If a brain injury is suspected, an immediate computed tomography (CT) of the head should also be ordered. A CT scan is more sensitive than an MRI to detect acute intracranial bleeding. A thorough medical history specifically regarding mechanism of injury and history of head injury should be obtained from the patient if the patient is conscious or from an eyewitness if the athlete is rendered unconscious.
Signs and Symptoms of Second Impact Syndrome
Initially, the athlete may not lose consciousness, but may look stunned. The athlete may also be able to make it to the sideline where the athlete may suddenly collapse within minutes.
The condition worsens rapidly will loss of consciousness, loss of eye movement, dilated pupils, coma, and then respiratory failure. This can all take place within minutes on the sideline.
Because this is a life-threatening emergency, life-saving measures must be taken within minutes for there to be any hope for the athlete. Treatment should be undertaken to maintain an airway, and to provide rescue breathing and CPR if necessary.
Who Gets Second Impact Syndrome?

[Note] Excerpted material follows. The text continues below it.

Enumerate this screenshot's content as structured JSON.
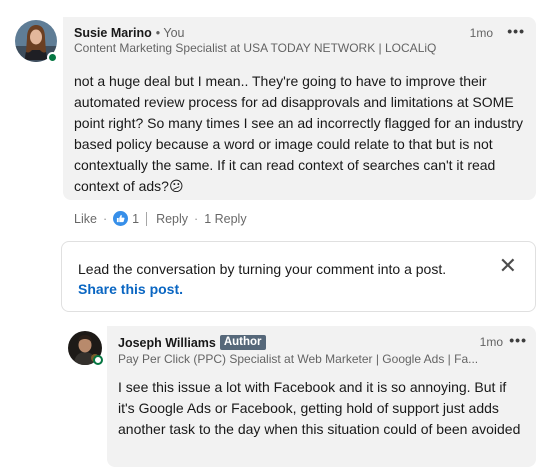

Any athlete may be at risk for SIS if he/she returns to sports competition while still experiencing the symptoms from an initial injury. According to a study published in the Journal of Athletic Training (2007) and published on Neurotrauma Research Laboratory website, between 1.6 and 3.8 million sport-related concussions occur every year.
The collegiate sports with a higher incidence of concussion include in descending order using injury rate per 1000 athletes exposed (IR/AE):
Football (M) 2.34
Hockey (M) 1.47
Soccer (F) 1.42
Soccer (M) 1.08
Lacrosse (F) 0.70
Field Hockey 0.57
Basketball (F) 0.50
Basketball (M) 0.32
It is logical to conclude that sports in which concussions are more prevalent will also be sports in which athletes will be more at risk for SIS.
What Can I Do to Prevent Second Impact Syndrome?
Because SIS has a higher mortality rate in young athletes, the focus needs to be on the prevention of SIS. The key to preventing SIS is to ensure that athletes do not return to sport with any post-concussion symptoms. To this end, legislation is working its way through the country (at both the national and state levels) to mandate that athletes do not return to sport on the same day that they are concussed and that they do not return to sport unless they have been cleared by a sports medicine professional.
Education regarding the proper diagnosis and management of a concussion (especially in light of recent research) needs to occur throughout sports communities at all levels of involvement including the athletes, parents, coaches, athletic administrators, physicians, and sports medicine personnel. As awareness increases as to the dangers of SIS and the importance of proper management for an athlete with a concussion, the incidence of SIS should begin to decrease.
Schools, colleges, and universities that do not heed the warnings and do not properly treat concussions may end up paying the price along with the injured athlete.
What Is the Prognosis for an Athlete with Second Impact Syndrome?
As stated above, second impact syndrome has a high mortality rate in young athletes. Patients that survive may suffer from permanent neurological symptoms including impacting the following systems:
- Cognitive ability
- Sensory ability
- Social/emotional interactions